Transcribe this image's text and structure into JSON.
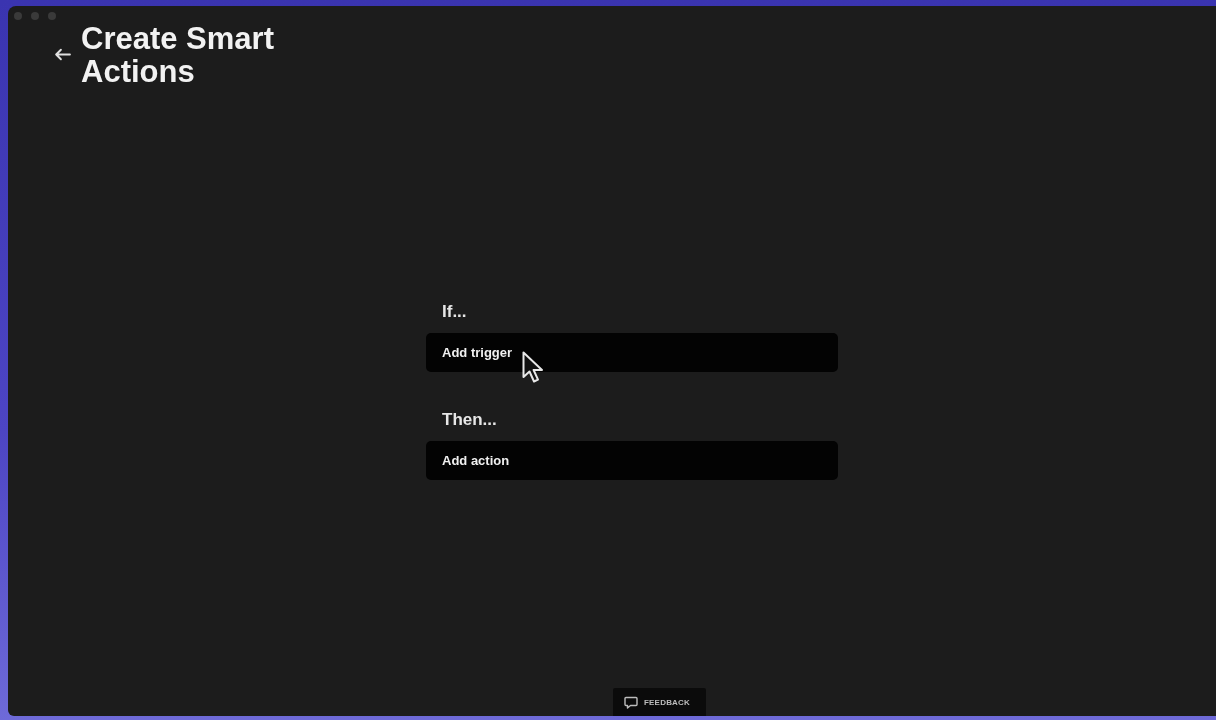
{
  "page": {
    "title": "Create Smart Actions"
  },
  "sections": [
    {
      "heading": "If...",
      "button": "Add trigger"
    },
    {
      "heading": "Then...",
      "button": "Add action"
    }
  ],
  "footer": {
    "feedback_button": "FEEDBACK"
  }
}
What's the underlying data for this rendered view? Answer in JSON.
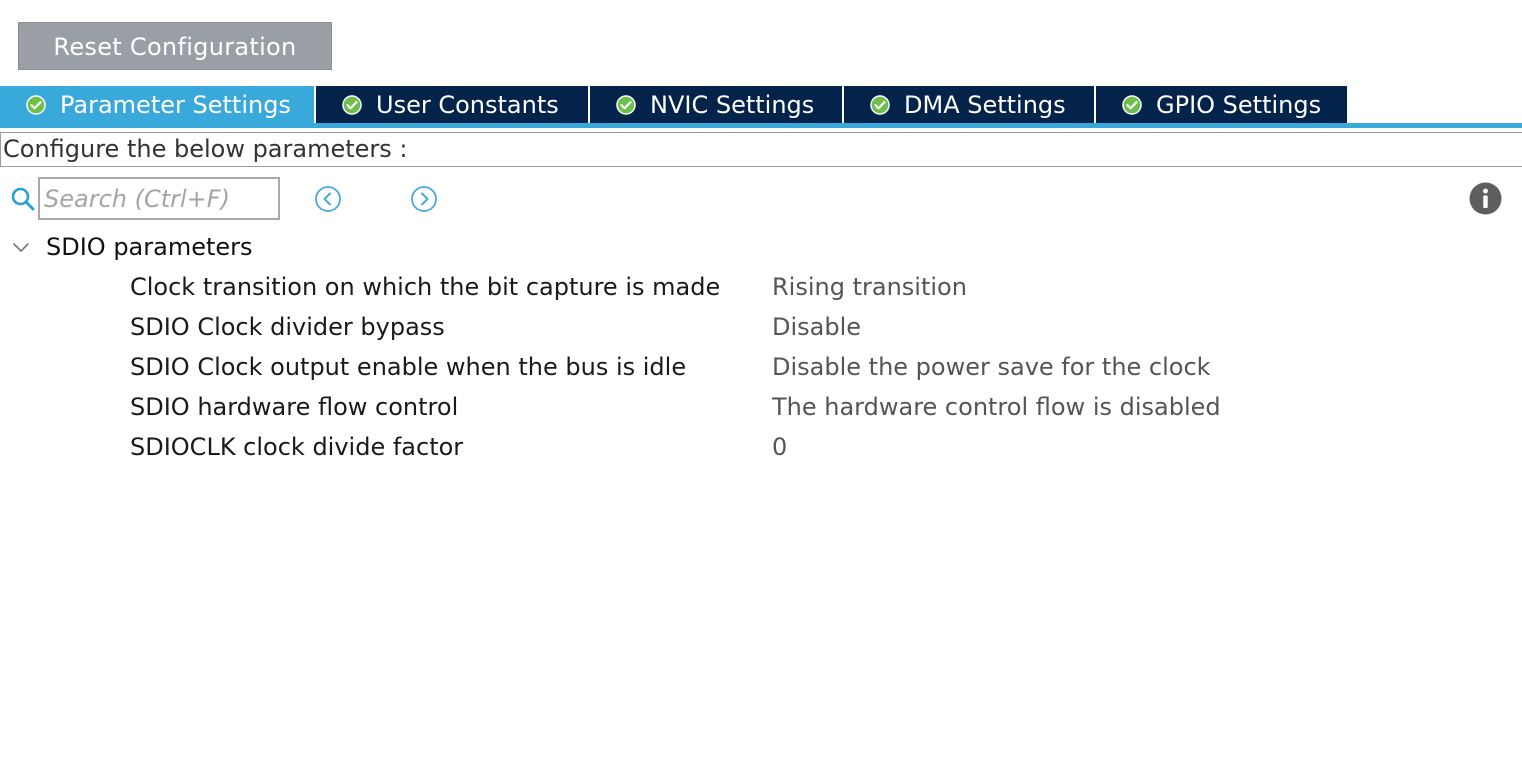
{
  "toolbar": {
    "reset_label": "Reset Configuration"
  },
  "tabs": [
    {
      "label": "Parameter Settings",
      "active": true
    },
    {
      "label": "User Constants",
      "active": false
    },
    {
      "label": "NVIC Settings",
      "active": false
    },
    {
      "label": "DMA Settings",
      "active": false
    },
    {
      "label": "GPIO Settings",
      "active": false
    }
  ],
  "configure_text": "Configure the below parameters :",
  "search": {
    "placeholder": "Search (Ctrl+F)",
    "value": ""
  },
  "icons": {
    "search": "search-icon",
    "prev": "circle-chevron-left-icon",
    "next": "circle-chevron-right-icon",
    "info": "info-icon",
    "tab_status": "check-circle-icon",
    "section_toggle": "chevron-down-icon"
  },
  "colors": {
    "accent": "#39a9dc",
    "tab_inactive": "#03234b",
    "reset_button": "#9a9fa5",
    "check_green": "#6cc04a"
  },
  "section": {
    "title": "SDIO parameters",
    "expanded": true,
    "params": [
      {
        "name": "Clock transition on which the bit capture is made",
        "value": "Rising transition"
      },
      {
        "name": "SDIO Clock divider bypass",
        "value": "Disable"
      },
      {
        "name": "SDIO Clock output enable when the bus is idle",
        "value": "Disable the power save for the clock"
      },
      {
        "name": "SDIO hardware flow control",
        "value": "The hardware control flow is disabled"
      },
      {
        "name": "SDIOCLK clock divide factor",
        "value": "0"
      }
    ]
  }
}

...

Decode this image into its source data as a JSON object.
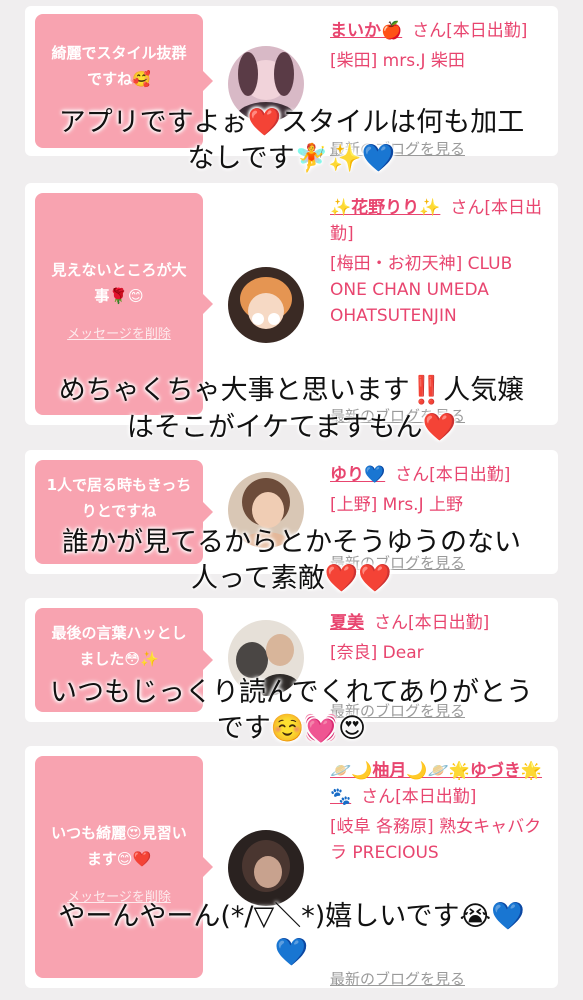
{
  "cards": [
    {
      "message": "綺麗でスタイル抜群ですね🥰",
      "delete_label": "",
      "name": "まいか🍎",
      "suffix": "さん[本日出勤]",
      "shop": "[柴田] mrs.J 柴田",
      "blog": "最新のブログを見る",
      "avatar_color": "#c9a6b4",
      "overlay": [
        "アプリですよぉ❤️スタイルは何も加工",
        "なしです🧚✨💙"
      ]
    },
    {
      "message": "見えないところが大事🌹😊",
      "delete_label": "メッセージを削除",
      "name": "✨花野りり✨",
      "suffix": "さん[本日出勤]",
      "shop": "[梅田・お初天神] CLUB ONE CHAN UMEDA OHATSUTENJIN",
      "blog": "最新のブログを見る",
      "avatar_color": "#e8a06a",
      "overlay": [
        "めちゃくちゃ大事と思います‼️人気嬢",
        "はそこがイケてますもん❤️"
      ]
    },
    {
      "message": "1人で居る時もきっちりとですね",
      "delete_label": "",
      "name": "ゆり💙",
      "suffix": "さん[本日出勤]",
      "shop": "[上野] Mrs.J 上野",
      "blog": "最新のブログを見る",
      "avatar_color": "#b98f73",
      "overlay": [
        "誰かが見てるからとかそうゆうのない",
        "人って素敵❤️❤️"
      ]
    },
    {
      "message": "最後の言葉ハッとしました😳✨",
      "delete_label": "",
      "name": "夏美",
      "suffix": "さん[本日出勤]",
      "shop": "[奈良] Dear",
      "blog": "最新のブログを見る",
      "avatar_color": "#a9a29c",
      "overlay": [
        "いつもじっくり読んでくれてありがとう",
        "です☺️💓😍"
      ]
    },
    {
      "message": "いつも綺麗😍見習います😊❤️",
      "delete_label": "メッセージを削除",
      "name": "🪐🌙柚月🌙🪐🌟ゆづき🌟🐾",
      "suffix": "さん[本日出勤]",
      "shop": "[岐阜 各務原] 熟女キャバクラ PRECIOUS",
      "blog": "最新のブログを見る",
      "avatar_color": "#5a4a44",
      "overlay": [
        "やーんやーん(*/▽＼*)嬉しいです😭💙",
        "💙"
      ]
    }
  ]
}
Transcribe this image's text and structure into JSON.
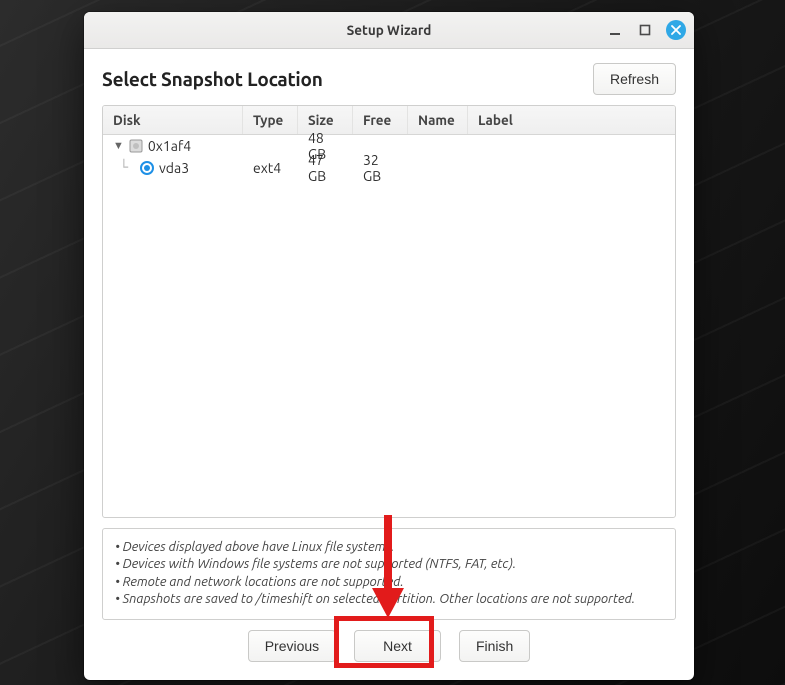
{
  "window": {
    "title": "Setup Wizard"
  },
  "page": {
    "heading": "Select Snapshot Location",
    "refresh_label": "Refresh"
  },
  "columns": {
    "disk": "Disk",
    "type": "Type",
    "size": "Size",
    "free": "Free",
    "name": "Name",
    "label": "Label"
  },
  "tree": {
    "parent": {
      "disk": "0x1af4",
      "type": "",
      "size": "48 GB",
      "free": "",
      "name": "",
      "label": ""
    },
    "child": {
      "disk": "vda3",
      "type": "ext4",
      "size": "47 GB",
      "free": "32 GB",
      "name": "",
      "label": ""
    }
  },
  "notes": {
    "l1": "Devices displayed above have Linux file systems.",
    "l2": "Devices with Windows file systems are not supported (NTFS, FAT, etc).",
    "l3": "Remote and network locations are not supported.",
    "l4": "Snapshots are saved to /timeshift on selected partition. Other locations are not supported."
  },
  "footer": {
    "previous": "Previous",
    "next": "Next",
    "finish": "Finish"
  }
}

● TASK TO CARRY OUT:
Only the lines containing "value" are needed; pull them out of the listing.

● ANSWER FOR THE TASK:
    "value": ""
        "value": "Rising transition"
        "value": "Disable"
        "value": "Disable the power save for the clock"
        "value": "The hardware control flow is disabled"
        "value": "0"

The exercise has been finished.